The era of healthcare-related credit cards has waned since the Great Recession, accelerated in part by the likelihood of greater access to insurance starting next year, reported Fox Business.
For instance, Chase, Capital One and Humana all have discontinued their credit programs for healthcare, the article noted.
However, industry observers say more patients put off healthcare procedures during the peak of the recession, and the implementation of much of the Affordable Care Act next year will likely curb demand even more.
"I would expect that there would be less of a need for these credit cards if more people have insurance," Gina Calabrese, a law professor at St. John's University, told Fox Business.
Moreover, hospitals are appearing to have more success collecting from patients by offering more generous financing terms or enrolling them directly into coverage.
The Sharp Healthcare system in San Diego has been able to enroll about 80 percent of uninsured patients who come through the emergency room into some form of insurance after screening them during the admission process.

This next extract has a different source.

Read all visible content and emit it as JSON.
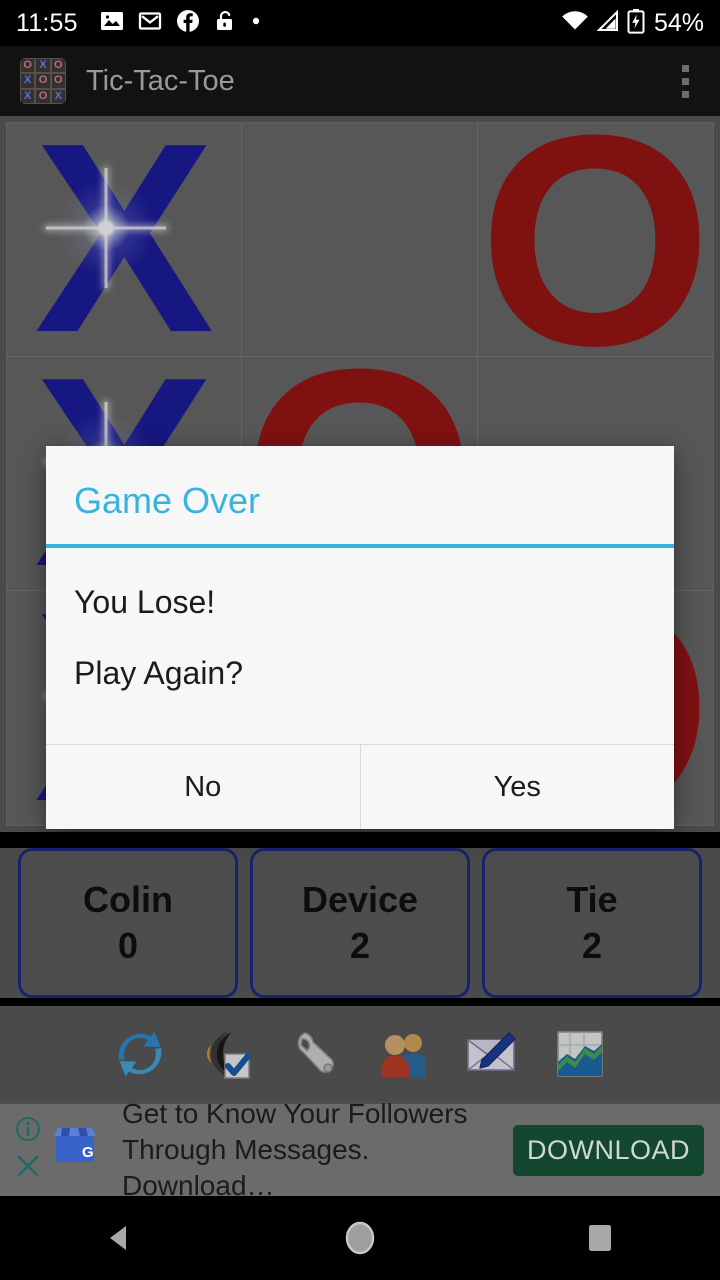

About 200 U.S. hospitals also are offering zero interest finance options to improve their collections rate.
- read the Fox Business article